Great Yarmouth freemen

Records relating to Yarmouth freemen at NRO

  • Borough Court rolls (Y/C 4)
  • Freemen's admission rolls, 1706-1848 (Y/C 22/1-32)
  • Indexes of freemen admitted, 1680-1892 (Y/C 22/33-37, available on microfiche)
  • Index of applications for freedom rejected, 1760-1846 (Y/C 22/38, available on microfiche)
  • Freemen's admission papers, 1721-1831 (Y/C 22/39, 50-1)
  • Registers of apprenticeship indentures, 1666-94, 1698-1856; with register of payments for apprenticing poor children 1660-64 (Y/C 22/40-48, available on microfiche)
  • Index of apprentices, 1739-97 (Y/C 22/49)

A brief history of the freemen

Admissions of freemen (or free burgesses) of the Borough of Great Yarmouth have probably been made since the town received its first charter in 1207/8.

John Fraunceys of Caister is the first known freeman, admitted in 1312.

The names of new freemen were recorded in the chamberlains' accounts and assembly records from 1429. 

Since 1706 they have been recorded on separate parchment rolls and this practice continues today.

Names of freemen were printed in A Calendar of Great Yarmouth Freemen 1429-1800 (Norwich, 1910).

Unfortunately, this book contains many errors. The copies in the Norfolk Record Office (NRO) or Great Yarmouth Town Hall should be used if possible, as they contain a large number of corrections and additions made by Fred Johnson.

Indexes to freemen 1680-1856 are available on microfiche in the NRO. Very few freemen were admitted after this date.

There were two ways in which to gain the freedom of the Borough.

Sons of freemen (provided they were born after their fathers had become a freeman) and apprentices of freemen who had served their masters for seven years could claim the right to be admitted.

In earlier times, residence was insisted on and freedom was lost by absence from the borough for more than a year and a day.

On admission, freemen swore an oath of loyalty. This dates from about 1500 and its form is unique to Great Yarmouth. It runs:
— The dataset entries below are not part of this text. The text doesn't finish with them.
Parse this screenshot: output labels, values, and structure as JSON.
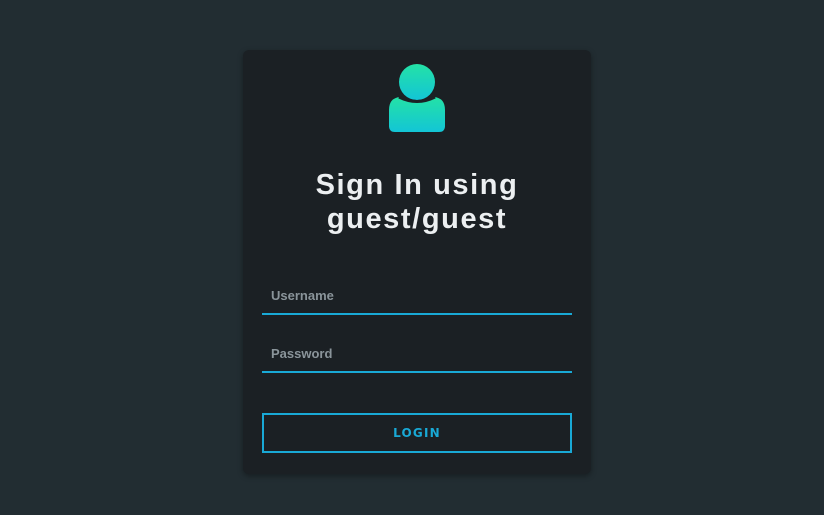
{
  "login": {
    "title_line1": "Sign In using",
    "title_line2": "guest/guest",
    "username_placeholder": "Username",
    "username_value": "",
    "password_placeholder": "Password",
    "password_value": "",
    "login_label": "LOGIN"
  },
  "icons": {
    "avatar": "user-avatar-icon"
  },
  "colors": {
    "page_background": "#222d32",
    "card_background": "#1b2024",
    "accent": "#19a9d6",
    "avatar_gradient_top": "#24e2a6",
    "avatar_gradient_bottom": "#13c5d6",
    "title_text": "#eceff1",
    "placeholder_text": "#8a949a"
  }
}
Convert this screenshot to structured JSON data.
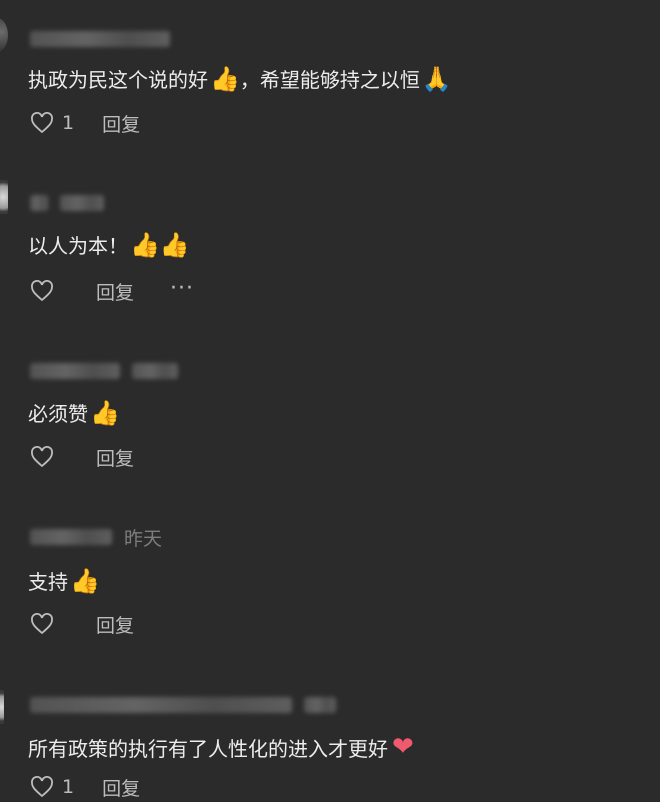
{
  "comments": [
    {
      "text": "执政为民这个说的好",
      "emoji1": "👍",
      "text2": "，希望能够持之以恒",
      "emoji2": "🙏",
      "likes": "1",
      "reply_label": "回复"
    },
    {
      "text": "以人为本！",
      "emoji1": "👍👍",
      "reply_label": "回复",
      "more_label": "···"
    },
    {
      "text": "必须赞",
      "emoji1": "👍",
      "reply_label": "回复"
    },
    {
      "time": "昨天",
      "text": "支持",
      "emoji1": "👍",
      "reply_label": "回复"
    },
    {
      "text": "所有政策的执行有了人性化的进入才更好",
      "emoji1": "❤",
      "likes": "1",
      "reply_label": "回复"
    }
  ],
  "icons": {
    "like": "heart-outline-icon",
    "more": "more-dots-icon"
  },
  "colors": {
    "background": "#2b2b2b",
    "text": "#ececec",
    "muted": "#7d7d7d",
    "heart_red": "#f05a6e"
  }
}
“Thus hear ye bailiffs and all good men that I, A. B. shall bear faith and truth to the king and his heirs with my body and goods. The counterfeiting of the king's seal I shall not see nor know, the king's coin I shall not counterfeit nor impair. The franchises of Great Yarmouth, the good customs, usages and ordinances of the same with my body and goods I shall maintain obey and keep. I shall be at the commandment of the bailiffs and their ministers when I shall be summoned to enquire upon any inquest either for the king or between parties or for any other cause. I shall not conceal nor cover nor cloak any strangers' goods in prejudice of this franchise. If I know any traitor, spy, thief, or any evildoer I shall give warning and notice thereof to the bailiffs of this town for the time being or to their ministers. All this shall I hold and do for my part so God help me.”

Before the reform of municipal corporations in 1835, only freemen could take part in the government of the town. It was just part of their privileged position within the community.

They were exempt from the town’s customs duties and only they could act as traders or craftsmen in the town or vote in parliamentary elections.

It was this right to vote that turned out to be the undoing of the borough’s freemen.

Following a bribery scandal, they were disenfranchised for gross corruption by a special Act of Parliament passed in 1848.

Their other privileges had already dwindled away and the last of the old admissions by birth or apprenticeship was in 1892.

The town has always conferred the freedom as a mark of special distinction.

Those honoured in this way include the prime minister William Pitt in 1757, Admiral Lord Duncan after the Battle of Camperdown in 1798 and Vice Admiral Lord Nelson in 1800.

The power of admitting honorary freemen was confirmed by the Honorary Freedom of Boroughs Act of 1885 and the Local Government Act of 1933.

In some boroughs, it was possible for women to become 'freemen', usually when they took over the trade or business of a deceased husband.

The registers of Norwich freemen, for example, contain the names of several women.

However, none are known in the Great Yarmouth lists. Cora Batley was almost certainly the first woman to be so honoured in Yarmouth when she was granted the freedom of the borough in 1997.